→ **INPUT RECORDS**

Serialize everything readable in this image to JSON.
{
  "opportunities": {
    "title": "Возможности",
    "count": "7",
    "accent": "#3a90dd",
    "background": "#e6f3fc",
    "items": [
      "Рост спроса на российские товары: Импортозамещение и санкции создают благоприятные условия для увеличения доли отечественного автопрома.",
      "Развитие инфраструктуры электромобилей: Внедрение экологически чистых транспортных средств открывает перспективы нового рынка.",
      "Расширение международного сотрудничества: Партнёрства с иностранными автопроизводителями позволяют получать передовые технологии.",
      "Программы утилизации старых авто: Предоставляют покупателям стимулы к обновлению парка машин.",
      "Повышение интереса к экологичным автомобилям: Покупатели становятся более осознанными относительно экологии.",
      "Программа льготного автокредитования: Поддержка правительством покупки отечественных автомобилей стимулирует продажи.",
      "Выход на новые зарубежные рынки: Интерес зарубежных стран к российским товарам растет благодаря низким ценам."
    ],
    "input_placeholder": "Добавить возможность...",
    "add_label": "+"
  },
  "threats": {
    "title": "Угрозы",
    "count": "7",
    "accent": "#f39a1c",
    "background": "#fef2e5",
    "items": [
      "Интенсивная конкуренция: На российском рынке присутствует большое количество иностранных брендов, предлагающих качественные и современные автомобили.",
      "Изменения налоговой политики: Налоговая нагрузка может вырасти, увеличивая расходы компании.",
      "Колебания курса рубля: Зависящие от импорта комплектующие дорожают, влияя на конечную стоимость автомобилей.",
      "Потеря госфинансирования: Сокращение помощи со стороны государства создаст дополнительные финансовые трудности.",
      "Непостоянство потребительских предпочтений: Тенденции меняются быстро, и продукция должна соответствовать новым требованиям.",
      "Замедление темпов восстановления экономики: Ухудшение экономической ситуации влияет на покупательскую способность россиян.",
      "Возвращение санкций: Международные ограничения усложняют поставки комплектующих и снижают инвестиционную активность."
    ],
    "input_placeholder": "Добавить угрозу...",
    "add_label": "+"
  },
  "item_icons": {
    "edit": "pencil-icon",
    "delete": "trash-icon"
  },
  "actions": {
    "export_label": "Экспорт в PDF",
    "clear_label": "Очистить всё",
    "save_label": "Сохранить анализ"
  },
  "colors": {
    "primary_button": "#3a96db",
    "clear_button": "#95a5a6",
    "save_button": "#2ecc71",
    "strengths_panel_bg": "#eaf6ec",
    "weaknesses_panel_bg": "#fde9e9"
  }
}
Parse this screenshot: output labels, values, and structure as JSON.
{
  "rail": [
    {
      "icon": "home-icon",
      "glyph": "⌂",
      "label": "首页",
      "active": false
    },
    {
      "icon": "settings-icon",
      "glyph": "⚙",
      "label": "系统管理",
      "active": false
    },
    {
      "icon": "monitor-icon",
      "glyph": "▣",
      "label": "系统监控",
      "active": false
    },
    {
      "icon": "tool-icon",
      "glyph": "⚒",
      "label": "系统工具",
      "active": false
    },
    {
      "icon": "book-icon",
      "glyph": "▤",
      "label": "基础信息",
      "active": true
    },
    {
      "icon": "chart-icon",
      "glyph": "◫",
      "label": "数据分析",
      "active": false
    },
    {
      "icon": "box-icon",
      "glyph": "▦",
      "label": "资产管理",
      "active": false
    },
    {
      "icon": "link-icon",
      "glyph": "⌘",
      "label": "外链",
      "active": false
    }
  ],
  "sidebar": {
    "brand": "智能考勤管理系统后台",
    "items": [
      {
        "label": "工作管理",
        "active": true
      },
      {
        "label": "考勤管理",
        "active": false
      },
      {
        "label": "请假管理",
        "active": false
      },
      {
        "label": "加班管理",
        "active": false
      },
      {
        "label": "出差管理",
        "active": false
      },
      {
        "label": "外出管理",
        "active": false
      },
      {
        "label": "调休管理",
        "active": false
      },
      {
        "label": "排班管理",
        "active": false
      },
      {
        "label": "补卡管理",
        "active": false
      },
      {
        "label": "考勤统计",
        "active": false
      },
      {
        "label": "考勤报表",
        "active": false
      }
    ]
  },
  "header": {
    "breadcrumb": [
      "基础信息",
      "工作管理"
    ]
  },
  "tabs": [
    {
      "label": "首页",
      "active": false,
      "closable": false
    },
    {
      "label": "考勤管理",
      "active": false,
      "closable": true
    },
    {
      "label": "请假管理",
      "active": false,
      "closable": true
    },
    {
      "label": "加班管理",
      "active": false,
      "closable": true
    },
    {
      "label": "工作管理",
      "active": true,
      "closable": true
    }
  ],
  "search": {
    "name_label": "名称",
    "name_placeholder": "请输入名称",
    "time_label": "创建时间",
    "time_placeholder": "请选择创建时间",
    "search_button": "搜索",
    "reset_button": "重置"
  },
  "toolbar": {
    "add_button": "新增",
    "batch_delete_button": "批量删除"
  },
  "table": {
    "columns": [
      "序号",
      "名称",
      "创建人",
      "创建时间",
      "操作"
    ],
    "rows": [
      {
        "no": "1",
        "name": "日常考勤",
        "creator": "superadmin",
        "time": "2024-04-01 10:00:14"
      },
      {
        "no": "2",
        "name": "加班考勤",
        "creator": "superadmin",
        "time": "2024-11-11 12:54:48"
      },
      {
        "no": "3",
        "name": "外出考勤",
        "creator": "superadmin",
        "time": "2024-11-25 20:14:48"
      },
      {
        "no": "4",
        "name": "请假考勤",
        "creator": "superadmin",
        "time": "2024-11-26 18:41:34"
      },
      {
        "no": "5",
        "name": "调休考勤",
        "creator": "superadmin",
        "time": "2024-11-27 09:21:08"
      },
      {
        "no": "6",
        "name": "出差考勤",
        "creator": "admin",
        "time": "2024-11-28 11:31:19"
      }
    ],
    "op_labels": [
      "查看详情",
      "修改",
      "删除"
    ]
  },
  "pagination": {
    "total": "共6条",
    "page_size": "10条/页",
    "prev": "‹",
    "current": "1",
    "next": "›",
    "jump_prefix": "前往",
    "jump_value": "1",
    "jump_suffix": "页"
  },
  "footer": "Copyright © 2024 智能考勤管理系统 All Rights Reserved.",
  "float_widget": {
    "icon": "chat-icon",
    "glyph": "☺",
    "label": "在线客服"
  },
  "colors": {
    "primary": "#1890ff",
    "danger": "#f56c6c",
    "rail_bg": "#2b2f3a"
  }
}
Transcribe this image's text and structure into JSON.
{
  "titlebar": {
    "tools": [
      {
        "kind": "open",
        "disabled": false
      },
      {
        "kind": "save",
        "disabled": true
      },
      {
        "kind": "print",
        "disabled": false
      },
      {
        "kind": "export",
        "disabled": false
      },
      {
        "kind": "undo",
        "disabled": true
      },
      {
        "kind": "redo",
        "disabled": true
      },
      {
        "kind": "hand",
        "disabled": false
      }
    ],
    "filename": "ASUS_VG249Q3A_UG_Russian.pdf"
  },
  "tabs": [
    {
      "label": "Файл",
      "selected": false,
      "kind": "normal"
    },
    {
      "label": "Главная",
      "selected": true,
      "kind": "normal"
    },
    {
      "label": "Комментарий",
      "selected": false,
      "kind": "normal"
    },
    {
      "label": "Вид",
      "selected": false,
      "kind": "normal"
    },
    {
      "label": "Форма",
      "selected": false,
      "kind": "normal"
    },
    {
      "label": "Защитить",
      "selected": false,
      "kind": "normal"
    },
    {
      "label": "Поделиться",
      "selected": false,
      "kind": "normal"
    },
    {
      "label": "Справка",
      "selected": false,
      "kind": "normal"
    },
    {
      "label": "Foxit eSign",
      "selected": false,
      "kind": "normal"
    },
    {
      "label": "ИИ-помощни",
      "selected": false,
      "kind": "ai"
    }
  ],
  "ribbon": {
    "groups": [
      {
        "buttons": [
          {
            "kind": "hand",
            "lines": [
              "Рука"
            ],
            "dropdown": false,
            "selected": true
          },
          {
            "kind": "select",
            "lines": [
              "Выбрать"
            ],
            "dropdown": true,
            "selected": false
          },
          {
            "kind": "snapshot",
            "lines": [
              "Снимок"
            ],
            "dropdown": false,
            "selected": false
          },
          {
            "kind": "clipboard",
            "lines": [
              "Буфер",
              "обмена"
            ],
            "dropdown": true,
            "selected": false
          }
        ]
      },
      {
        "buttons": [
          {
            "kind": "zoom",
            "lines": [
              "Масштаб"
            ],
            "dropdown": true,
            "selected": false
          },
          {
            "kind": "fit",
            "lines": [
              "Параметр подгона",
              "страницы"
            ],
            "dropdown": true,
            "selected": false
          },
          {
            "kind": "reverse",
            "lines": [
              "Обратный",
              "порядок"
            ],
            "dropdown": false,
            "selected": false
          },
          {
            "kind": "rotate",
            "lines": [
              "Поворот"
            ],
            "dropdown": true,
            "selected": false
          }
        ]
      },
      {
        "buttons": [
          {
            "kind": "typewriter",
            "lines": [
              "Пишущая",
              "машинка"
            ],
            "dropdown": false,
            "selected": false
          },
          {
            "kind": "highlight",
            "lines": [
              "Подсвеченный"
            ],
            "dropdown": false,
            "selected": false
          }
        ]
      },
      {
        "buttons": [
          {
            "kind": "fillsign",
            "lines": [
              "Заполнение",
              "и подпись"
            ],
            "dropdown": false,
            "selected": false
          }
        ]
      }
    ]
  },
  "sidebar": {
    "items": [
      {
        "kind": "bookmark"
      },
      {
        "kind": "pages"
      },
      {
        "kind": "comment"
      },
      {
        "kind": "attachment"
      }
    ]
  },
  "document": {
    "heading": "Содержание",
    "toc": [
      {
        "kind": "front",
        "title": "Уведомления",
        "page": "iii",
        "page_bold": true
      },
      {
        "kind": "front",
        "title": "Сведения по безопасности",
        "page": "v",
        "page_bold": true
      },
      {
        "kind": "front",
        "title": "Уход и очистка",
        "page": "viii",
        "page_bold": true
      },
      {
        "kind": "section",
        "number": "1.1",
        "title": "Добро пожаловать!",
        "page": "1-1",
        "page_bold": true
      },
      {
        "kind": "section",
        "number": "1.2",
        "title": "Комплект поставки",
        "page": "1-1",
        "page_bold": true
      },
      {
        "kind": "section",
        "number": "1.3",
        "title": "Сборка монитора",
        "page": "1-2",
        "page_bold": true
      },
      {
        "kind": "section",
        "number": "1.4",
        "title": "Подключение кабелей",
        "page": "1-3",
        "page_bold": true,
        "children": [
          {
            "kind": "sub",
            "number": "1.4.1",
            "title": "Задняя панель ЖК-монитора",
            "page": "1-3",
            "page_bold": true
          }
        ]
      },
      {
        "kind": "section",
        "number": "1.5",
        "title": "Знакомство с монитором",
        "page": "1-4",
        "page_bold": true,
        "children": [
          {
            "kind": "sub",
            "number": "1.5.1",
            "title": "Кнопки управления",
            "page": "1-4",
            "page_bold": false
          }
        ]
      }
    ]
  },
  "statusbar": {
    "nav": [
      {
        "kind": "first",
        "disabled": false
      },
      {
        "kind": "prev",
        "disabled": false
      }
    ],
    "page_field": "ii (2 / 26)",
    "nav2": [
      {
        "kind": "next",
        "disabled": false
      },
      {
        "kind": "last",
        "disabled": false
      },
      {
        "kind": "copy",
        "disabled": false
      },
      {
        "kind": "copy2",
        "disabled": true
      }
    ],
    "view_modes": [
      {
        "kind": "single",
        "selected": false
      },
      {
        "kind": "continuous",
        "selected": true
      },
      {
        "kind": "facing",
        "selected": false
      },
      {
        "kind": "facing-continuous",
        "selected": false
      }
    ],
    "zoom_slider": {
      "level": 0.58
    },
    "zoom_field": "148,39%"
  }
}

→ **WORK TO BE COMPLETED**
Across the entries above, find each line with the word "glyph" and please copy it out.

→ **ANSWER TO THIS TASK**
      "glyph": "⌂",
      "glyph": "⚙",
      "glyph": "▣",
      "glyph": "⚒",
      "glyph": "▤",
      "glyph": "◫",
      "glyph": "▦",
      "glyph": "⌘",
    "glyph": "☺",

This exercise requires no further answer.